The decision between plug and spike aerators depends on the condition of your lawn and your objectives, Oliver warns.

"It's also important to consider the frequency of aeration needed and the effort you're willing to invest. For most homeowners looking to significantly improve lawn health, a plug aerator often proves to be the better choice despite the higher initial cost and effort due to its more substantial and lasting benefits."

Image of a healthy lawn

A healthy lawn needs a lot of TLC (Image credit: Pexels Photo)

Anwar agrees. He says plugs are the most cost-effective investment for lawn aeration: "To get the most bang for your buck, you should definitely get plugs since they open up more ventilation than spike aerators, which will allow more nutrients to come in," he says.

"The long-term durability of plugs also outweighs the manual operation of spike aerators. They can be more expensive, but the longer you use them, the more benefits they could provide for your lawn health."

Image of a grass water sprinkler

Watering is a key component of a healthy lawn (Image credit: Pexels Photo)
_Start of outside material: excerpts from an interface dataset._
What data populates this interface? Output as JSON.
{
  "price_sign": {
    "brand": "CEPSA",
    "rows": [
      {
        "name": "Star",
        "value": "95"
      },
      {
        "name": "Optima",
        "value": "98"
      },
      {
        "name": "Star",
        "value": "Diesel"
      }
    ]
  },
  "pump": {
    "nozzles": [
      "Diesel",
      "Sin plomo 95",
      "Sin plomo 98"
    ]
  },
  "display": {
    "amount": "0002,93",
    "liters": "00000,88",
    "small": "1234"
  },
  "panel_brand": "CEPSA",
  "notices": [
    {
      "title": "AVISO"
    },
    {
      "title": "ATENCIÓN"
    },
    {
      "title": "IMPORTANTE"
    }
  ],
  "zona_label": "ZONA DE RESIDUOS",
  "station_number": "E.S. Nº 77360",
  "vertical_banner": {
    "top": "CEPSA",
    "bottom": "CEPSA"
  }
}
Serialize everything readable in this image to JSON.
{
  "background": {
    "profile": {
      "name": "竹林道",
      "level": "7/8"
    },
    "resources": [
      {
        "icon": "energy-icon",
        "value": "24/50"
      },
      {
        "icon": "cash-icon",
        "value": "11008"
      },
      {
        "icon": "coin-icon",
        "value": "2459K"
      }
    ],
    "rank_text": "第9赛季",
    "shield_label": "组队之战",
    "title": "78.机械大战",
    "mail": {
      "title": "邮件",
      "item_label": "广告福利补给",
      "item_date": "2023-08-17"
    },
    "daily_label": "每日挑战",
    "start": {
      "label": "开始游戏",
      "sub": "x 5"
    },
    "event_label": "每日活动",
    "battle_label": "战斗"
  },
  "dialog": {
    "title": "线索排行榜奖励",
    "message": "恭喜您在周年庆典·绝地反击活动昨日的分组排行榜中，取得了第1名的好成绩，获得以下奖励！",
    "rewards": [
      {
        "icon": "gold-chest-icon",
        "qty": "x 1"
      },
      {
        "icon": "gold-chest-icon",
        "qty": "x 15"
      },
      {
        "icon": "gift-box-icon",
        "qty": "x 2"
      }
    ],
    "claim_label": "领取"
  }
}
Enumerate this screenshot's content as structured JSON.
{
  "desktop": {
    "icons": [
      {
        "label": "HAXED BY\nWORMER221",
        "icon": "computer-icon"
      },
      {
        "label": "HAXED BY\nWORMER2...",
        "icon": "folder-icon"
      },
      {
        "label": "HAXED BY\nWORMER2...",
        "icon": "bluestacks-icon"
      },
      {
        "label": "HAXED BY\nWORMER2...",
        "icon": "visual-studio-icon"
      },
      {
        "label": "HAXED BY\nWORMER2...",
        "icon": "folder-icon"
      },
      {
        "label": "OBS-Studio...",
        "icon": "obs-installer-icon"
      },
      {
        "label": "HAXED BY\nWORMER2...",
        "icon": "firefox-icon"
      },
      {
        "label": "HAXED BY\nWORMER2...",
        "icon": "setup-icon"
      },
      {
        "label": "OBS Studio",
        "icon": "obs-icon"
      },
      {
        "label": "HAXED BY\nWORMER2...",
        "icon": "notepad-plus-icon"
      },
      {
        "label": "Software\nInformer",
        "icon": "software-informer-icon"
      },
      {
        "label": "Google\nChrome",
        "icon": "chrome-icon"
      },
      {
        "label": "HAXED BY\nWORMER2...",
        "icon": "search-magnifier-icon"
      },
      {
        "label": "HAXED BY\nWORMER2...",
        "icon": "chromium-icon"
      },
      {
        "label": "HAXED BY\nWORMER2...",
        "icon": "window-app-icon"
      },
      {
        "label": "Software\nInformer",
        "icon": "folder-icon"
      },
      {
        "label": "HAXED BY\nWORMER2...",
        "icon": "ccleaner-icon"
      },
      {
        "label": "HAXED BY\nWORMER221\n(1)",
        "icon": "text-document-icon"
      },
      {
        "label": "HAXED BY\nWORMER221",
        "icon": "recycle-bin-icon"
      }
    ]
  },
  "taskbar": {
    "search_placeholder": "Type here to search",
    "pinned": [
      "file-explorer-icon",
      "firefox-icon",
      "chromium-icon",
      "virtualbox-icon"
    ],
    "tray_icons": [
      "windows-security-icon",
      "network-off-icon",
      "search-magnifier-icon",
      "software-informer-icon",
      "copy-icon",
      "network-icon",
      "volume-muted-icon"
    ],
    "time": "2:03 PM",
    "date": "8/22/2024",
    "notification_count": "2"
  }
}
James adds: "I'd recommend a plug aerator for lawns with serious drainage problems or dense soil that could use more of a refresh. The deeper holes and removal of plugs will really help rejuvenate the root zone over multiple treatments.

"For lighter compaction or small to medium lawns, a spike aerator would suffice - just easier to use without all the plug handling. And if you plan to aerate annually, a spike model keeps up fairly well, too."

Maddy Biddulph

Maddy has been a writer and editor for 25 years, and has worked for some of the UK's bestselling newspapers and women’s magazines, including Marie Claire, The Sunday Times and Women's Health. Maddy is also a fully qualified Level 3 Personal Trainer, specializing in helping busy women over 40 navigate menopause.